- WHAT IS NEEDED:
Every entry below should come back unchanged, except that the pictures are dropped.

[Data entries]
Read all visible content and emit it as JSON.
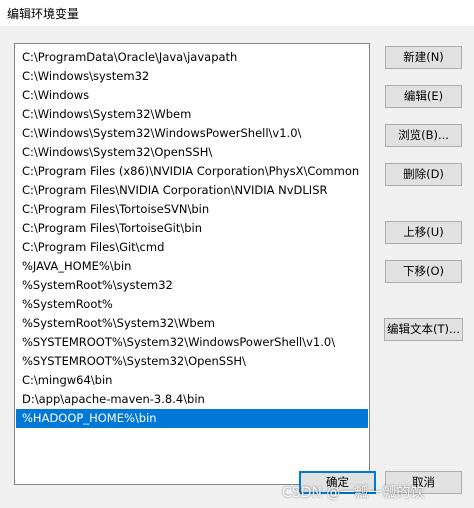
{
  "window": {
    "title": "编辑环境变量"
  },
  "path_list": {
    "items": [
      "C:\\ProgramData\\Oracle\\Java\\javapath",
      "C:\\Windows\\system32",
      "C:\\Windows",
      "C:\\Windows\\System32\\Wbem",
      "C:\\Windows\\System32\\WindowsPowerShell\\v1.0\\",
      "C:\\Windows\\System32\\OpenSSH\\",
      "C:\\Program Files (x86)\\NVIDIA Corporation\\PhysX\\Common",
      "C:\\Program Files\\NVIDIA Corporation\\NVIDIA NvDLISR",
      "C:\\Program Files\\TortoiseSVN\\bin",
      "C:\\Program Files\\TortoiseGit\\bin",
      "C:\\Program Files\\Git\\cmd",
      "%JAVA_HOME%\\bin",
      "%SystemRoot%\\system32",
      "%SystemRoot%",
      "%SystemRoot%\\System32\\Wbem",
      "%SYSTEMROOT%\\System32\\WindowsPowerShell\\v1.0\\",
      "%SYSTEMROOT%\\System32\\OpenSSH\\",
      "C:\\mingw64\\bin",
      "D:\\app\\apache-maven-3.8.4\\bin",
      "%HADOOP_HOME%\\bin"
    ],
    "selected_index": 19
  },
  "buttons": {
    "new": "新建(N)",
    "edit": "编辑(E)",
    "browse": "浏览(B)...",
    "delete": "删除(D)",
    "move_up": "上移(U)",
    "move_down": "下移(O)",
    "edit_text": "编辑文本(T)...",
    "ok": "确定",
    "cancel": "取消"
  },
  "watermark": "CSDN @一瓢一瓢的饮",
  "colors": {
    "selection": "#0078d7",
    "dialog_bg": "#f0f0f0"
  }
}
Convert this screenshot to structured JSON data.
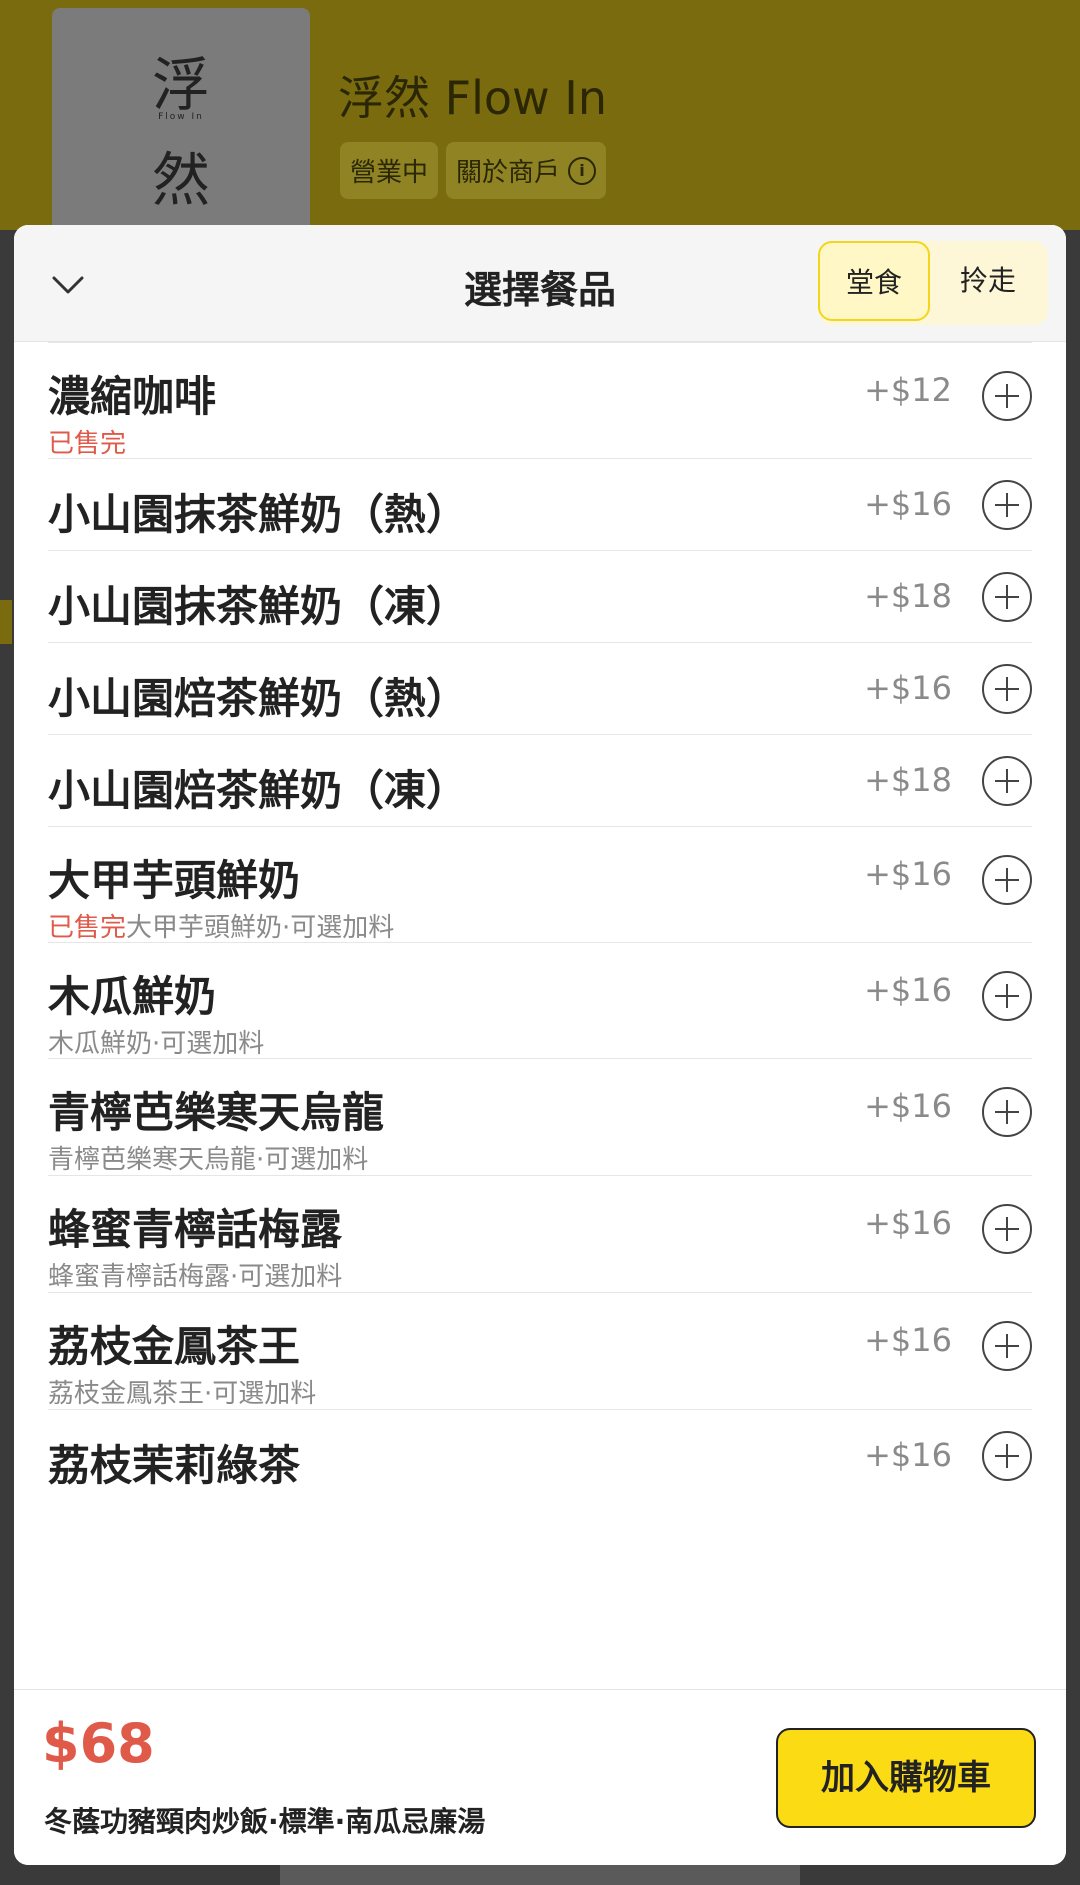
{
  "merchant": {
    "logo_chars": [
      "浮",
      "然"
    ],
    "logo_small": "Flow In",
    "name": "浮然 Flow In",
    "status": "營業中",
    "about": "關於商戶"
  },
  "sheet": {
    "title": "選擇餐品",
    "modes": [
      "堂食",
      "拎走"
    ],
    "active_mode": "堂食"
  },
  "items": [
    {
      "name": "濃縮咖啡",
      "sold_out": "已售完",
      "desc": "",
      "price": "+$12"
    },
    {
      "name": "小山園抹茶鮮奶（熱）",
      "sold_out": "",
      "desc": "",
      "price": "+$16"
    },
    {
      "name": "小山園抹茶鮮奶（凍）",
      "sold_out": "",
      "desc": "",
      "price": "+$18"
    },
    {
      "name": "小山園焙茶鮮奶（熱）",
      "sold_out": "",
      "desc": "",
      "price": "+$16"
    },
    {
      "name": "小山園焙茶鮮奶（凍）",
      "sold_out": "",
      "desc": "",
      "price": "+$18"
    },
    {
      "name": "大甲芋頭鮮奶",
      "sold_out": "已售完",
      "desc": "大甲芋頭鮮奶·可選加料",
      "price": "+$16"
    },
    {
      "name": "木瓜鮮奶",
      "sold_out": "",
      "desc": "木瓜鮮奶·可選加料",
      "price": "+$16"
    },
    {
      "name": "青檸芭樂寒天烏龍",
      "sold_out": "",
      "desc": "青檸芭樂寒天烏龍·可選加料",
      "price": "+$16"
    },
    {
      "name": "蜂蜜青檸話梅露",
      "sold_out": "",
      "desc": "蜂蜜青檸話梅露·可選加料",
      "price": "+$16"
    },
    {
      "name": "荔枝金鳳茶王",
      "sold_out": "",
      "desc": "荔枝金鳳茶王·可選加料",
      "price": "+$16"
    },
    {
      "name": "荔枝茉莉綠茶",
      "sold_out": "",
      "desc": "",
      "price": "+$16"
    }
  ],
  "footer": {
    "total": "$68",
    "summary": "冬蔭功豬頸肉炒飯·標準·南瓜忌廉湯",
    "cart_label": "加入購物車"
  },
  "colors": {
    "brand_yellow": "#fadb14",
    "sold_out_red": "#e05a4a",
    "price_grey": "#8a8a8a"
  }
}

- EXERCISE SOLUTION:
Read all visible content and emit it as JSON.
{
  "window": {
    "title": "编辑环境变量"
  },
  "path_list": {
    "items": [
      "C:\\ProgramData\\Oracle\\Java\\javapath",
      "C:\\Windows\\system32",
      "C:\\Windows",
      "C:\\Windows\\System32\\Wbem",
      "C:\\Windows\\System32\\WindowsPowerShell\\v1.0\\",
      "C:\\Windows\\System32\\OpenSSH\\",
      "C:\\Program Files (x86)\\NVIDIA Corporation\\PhysX\\Common",
      "C:\\Program Files\\NVIDIA Corporation\\NVIDIA NvDLISR",
      "C:\\Program Files\\TortoiseSVN\\bin",
      "C:\\Program Files\\TortoiseGit\\bin",
      "C:\\Program Files\\Git\\cmd",
      "%JAVA_HOME%\\bin",
      "%SystemRoot%\\system32",
      "%SystemRoot%",
      "%SystemRoot%\\System32\\Wbem",
      "%SYSTEMROOT%\\System32\\WindowsPowerShell\\v1.0\\",
      "%SYSTEMROOT%\\System32\\OpenSSH\\",
      "C:\\mingw64\\bin",
      "D:\\app\\apache-maven-3.8.4\\bin",
      "%HADOOP_HOME%\\bin"
    ],
    "selected_index": 19
  },
  "buttons": {
    "new": "新建(N)",
    "edit": "编辑(E)",
    "browse": "浏览(B)...",
    "delete": "删除(D)",
    "move_up": "上移(U)",
    "move_down": "下移(O)",
    "edit_text": "编辑文本(T)...",
    "ok": "确定",
    "cancel": "取消"
  },
  "watermark": "CSDN @一瓢一瓢的饮",
  "colors": {
    "selection": "#0078d7",
    "dialog_bg": "#f0f0f0"
  }
}
Convert this screenshot to structured JSON data.
{
  "merchant": {
    "logo_chars": [
      "浮",
      "然"
    ],
    "logo_small": "Flow In",
    "name": "浮然 Flow In",
    "status": "營業中",
    "about": "關於商戶"
  },
  "sheet": {
    "title": "選擇餐品",
    "modes": [
      "堂食",
      "拎走"
    ],
    "active_mode": "堂食"
  },
  "items": [
    {
      "name": "濃縮咖啡",
      "sold_out": "已售完",
      "desc": "",
      "price": "+$12"
    },
    {
      "name": "小山園抹茶鮮奶（熱）",
      "sold_out": "",
      "desc": "",
      "price": "+$16"
    },
    {
      "name": "小山園抹茶鮮奶（凍）",
      "sold_out": "",
      "desc": "",
      "price": "+$18"
    },
    {
      "name": "小山園焙茶鮮奶（熱）",
      "sold_out": "",
      "desc": "",
      "price": "+$16"
    },
    {
      "name": "小山園焙茶鮮奶（凍）",
      "sold_out": "",
      "desc": "",
      "price": "+$18"
    },
    {
      "name": "大甲芋頭鮮奶",
      "sold_out": "已售完",
      "desc": "大甲芋頭鮮奶·可選加料",
      "price": "+$16"
    },
    {
      "name": "木瓜鮮奶",
      "sold_out": "",
      "desc": "木瓜鮮奶·可選加料",
      "price": "+$16"
    },
    {
      "name": "青檸芭樂寒天烏龍",
      "sold_out": "",
      "desc": "青檸芭樂寒天烏龍·可選加料",
      "price": "+$16"
    },
    {
      "name": "蜂蜜青檸話梅露",
      "sold_out": "",
      "desc": "蜂蜜青檸話梅露·可選加料",
      "price": "+$16"
    },
    {
      "name": "荔枝金鳳茶王",
      "sold_out": "",
      "desc": "荔枝金鳳茶王·可選加料",
      "price": "+$16"
    },
    {
      "name": "荔枝茉莉綠茶",
      "sold_out": "",
      "desc": "",
      "price": "+$16"
    }
  ],
  "footer": {
    "total": "$68",
    "summary": "冬蔭功豬頸肉炒飯·標準·南瓜忌廉湯",
    "cart_label": "加入購物車"
  },
  "colors": {
    "brand_yellow": "#fadb14",
    "sold_out_red": "#e05a4a",
    "price_grey": "#8a8a8a"
  }
}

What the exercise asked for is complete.